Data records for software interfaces
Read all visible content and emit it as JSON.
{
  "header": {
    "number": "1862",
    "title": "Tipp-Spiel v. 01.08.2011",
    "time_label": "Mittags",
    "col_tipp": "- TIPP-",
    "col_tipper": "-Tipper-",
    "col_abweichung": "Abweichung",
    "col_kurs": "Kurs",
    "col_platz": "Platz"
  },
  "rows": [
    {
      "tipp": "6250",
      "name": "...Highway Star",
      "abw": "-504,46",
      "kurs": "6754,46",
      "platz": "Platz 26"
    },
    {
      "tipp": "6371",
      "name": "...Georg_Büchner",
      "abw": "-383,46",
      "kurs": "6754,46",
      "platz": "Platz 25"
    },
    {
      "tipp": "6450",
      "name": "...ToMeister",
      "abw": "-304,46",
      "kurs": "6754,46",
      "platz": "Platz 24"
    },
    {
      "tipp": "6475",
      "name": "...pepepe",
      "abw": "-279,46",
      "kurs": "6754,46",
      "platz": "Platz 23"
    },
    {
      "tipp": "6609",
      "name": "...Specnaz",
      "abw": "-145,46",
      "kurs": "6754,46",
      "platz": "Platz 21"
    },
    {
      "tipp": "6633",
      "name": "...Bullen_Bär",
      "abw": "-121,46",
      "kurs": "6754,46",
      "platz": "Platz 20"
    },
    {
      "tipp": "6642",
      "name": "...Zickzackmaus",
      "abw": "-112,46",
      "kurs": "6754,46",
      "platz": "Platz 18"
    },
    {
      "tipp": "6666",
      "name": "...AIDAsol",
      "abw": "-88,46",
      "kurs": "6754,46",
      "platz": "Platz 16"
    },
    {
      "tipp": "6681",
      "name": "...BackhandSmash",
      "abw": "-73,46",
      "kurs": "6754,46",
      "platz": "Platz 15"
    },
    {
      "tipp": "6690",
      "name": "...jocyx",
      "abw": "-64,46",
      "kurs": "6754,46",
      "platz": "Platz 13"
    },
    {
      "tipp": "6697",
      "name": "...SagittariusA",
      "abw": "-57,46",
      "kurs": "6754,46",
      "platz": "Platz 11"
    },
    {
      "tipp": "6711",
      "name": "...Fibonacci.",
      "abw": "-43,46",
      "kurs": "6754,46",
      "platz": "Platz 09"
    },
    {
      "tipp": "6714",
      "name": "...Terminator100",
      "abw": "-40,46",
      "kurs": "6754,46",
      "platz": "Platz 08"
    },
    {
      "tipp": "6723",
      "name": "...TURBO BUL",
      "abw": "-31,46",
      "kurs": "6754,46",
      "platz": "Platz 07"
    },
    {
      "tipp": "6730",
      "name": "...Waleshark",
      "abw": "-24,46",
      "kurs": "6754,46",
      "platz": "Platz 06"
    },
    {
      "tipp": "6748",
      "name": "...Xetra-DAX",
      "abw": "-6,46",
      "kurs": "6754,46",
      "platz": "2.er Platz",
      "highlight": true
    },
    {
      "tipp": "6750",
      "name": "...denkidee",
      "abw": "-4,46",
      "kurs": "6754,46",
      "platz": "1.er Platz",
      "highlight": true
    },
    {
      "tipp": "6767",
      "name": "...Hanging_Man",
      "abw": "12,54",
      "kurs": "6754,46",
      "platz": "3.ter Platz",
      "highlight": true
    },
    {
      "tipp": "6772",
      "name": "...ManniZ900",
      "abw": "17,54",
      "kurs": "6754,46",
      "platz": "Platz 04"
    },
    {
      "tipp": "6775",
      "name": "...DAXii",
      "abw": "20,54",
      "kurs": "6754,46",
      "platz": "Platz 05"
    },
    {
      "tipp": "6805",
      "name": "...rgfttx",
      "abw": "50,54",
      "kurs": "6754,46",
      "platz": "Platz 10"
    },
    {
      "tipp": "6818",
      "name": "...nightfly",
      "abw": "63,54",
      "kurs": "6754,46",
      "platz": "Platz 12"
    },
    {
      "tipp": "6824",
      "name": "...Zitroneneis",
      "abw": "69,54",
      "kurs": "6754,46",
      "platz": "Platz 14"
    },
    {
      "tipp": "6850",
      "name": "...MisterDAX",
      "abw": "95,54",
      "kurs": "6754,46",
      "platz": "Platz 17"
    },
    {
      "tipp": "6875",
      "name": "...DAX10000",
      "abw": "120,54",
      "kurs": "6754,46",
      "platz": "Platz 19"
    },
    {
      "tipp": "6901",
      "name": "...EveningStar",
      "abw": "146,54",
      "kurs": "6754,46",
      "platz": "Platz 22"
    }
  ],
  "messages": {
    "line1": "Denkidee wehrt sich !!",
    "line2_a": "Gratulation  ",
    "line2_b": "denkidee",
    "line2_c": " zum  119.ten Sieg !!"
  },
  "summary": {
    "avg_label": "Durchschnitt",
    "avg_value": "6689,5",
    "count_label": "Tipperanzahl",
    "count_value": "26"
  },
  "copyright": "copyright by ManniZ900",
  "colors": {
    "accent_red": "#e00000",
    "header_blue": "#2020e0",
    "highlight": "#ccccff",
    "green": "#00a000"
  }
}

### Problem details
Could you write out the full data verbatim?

### Answer to this task
Read all visible content and emit it as JSON.
{
  "header": {
    "number": "1862",
    "title": "Tipp-Spiel v. 01.08.2011",
    "time_label": "Mittags",
    "col_tipp": "- TIPP-",
    "col_tipper": "-Tipper-",
    "col_abweichung": "Abweichung",
    "col_kurs": "Kurs",
    "col_platz": "Platz"
  },
  "rows": [
    {
      "tipp": "6250",
      "name": "...Highway Star",
      "abw": "-504,46",
      "kurs": "6754,46",
      "platz": "Platz 26"
    },
    {
      "tipp": "6371",
      "name": "...Georg_Büchner",
      "abw": "-383,46",
      "kurs": "6754,46",
      "platz": "Platz 25"
    },
    {
      "tipp": "6450",
      "name": "...ToMeister",
      "abw": "-304,46",
      "kurs": "6754,46",
      "platz": "Platz 24"
    },
    {
      "tipp": "6475",
      "name": "...pepepe",
      "abw": "-279,46",
      "kurs": "6754,46",
      "platz": "Platz 23"
    },
    {
      "tipp": "6609",
      "name": "...Specnaz",
      "abw": "-145,46",
      "kurs": "6754,46",
      "platz": "Platz 21"
    },
    {
      "tipp": "6633",
      "name": "...Bullen_Bär",
      "abw": "-121,46",
      "kurs": "6754,46",
      "platz": "Platz 20"
    },
    {
      "tipp": "6642",
      "name": "...Zickzackmaus",
      "abw": "-112,46",
      "kurs": "6754,46",
      "platz": "Platz 18"
    },
    {
      "tipp": "6666",
      "name": "...AIDAsol",
      "abw": "-88,46",
      "kurs": "6754,46",
      "platz": "Platz 16"
    },
    {
      "tipp": "6681",
      "name": "...BackhandSmash",
      "abw": "-73,46",
      "kurs": "6754,46",
      "platz": "Platz 15"
    },
    {
      "tipp": "6690",
      "name": "...jocyx",
      "abw": "-64,46",
      "kurs": "6754,46",
      "platz": "Platz 13"
    },
    {
      "tipp": "6697",
      "name": "...SagittariusA",
      "abw": "-57,46",
      "kurs": "6754,46",
      "platz": "Platz 11"
    },
    {
      "tipp": "6711",
      "name": "...Fibonacci.",
      "abw": "-43,46",
      "kurs": "6754,46",
      "platz": "Platz 09"
    },
    {
      "tipp": "6714",
      "name": "...Terminator100",
      "abw": "-40,46",
      "kurs": "6754,46",
      "platz": "Platz 08"
    },
    {
      "tipp": "6723",
      "name": "...TURBO BUL",
      "abw": "-31,46",
      "kurs": "6754,46",
      "platz": "Platz 07"
    },
    {
      "tipp": "6730",
      "name": "...Waleshark",
      "abw": "-24,46",
      "kurs": "6754,46",
      "platz": "Platz 06"
    },
    {
      "tipp": "6748",
      "name": "...Xetra-DAX",
      "abw": "-6,46",
      "kurs": "6754,46",
      "platz": "2.er Platz",
      "highlight": true
    },
    {
      "tipp": "6750",
      "name": "...denkidee",
      "abw": "-4,46",
      "kurs": "6754,46",
      "platz": "1.er Platz",
      "highlight": true
    },
    {
      "tipp": "6767",
      "name": "...Hanging_Man",
      "abw": "12,54",
      "kurs": "6754,46",
      "platz": "3.ter Platz",
      "highlight": true
    },
    {
      "tipp": "6772",
      "name": "...ManniZ900",
      "abw": "17,54",
      "kurs": "6754,46",
      "platz": "Platz 04"
    },
    {
      "tipp": "6775",
      "name": "...DAXii",
      "abw": "20,54",
      "kurs": "6754,46",
      "platz": "Platz 05"
    },
    {
      "tipp": "6805",
      "name": "...rgfttx",
      "abw": "50,54",
      "kurs": "6754,46",
      "platz": "Platz 10"
    },
    {
      "tipp": "6818",
      "name": "...nightfly",
      "abw": "63,54",
      "kurs": "6754,46",
      "platz": "Platz 12"
    },
    {
      "tipp": "6824",
      "name": "...Zitroneneis",
      "abw": "69,54",
      "kurs": "6754,46",
      "platz": "Platz 14"
    },
    {
      "tipp": "6850",
      "name": "...MisterDAX",
      "abw": "95,54",
      "kurs": "6754,46",
      "platz": "Platz 17"
    },
    {
      "tipp": "6875",
      "name": "...DAX10000",
      "abw": "120,54",
      "kurs": "6754,46",
      "platz": "Platz 19"
    },
    {
      "tipp": "6901",
      "name": "...EveningStar",
      "abw": "146,54",
      "kurs": "6754,46",
      "platz": "Platz 22"
    }
  ],
  "messages": {
    "line1": "Denkidee wehrt sich !!",
    "line2_a": "Gratulation  ",
    "line2_b": "denkidee",
    "line2_c": " zum  119.ten Sieg !!"
  },
  "summary": {
    "avg_label": "Durchschnitt",
    "avg_value": "6689,5",
    "count_label": "Tipperanzahl",
    "count_value": "26"
  },
  "copyright": "copyright by ManniZ900",
  "colors": {
    "accent_red": "#e00000",
    "header_blue": "#2020e0",
    "highlight": "#ccccff",
    "green": "#00a000"
  }
}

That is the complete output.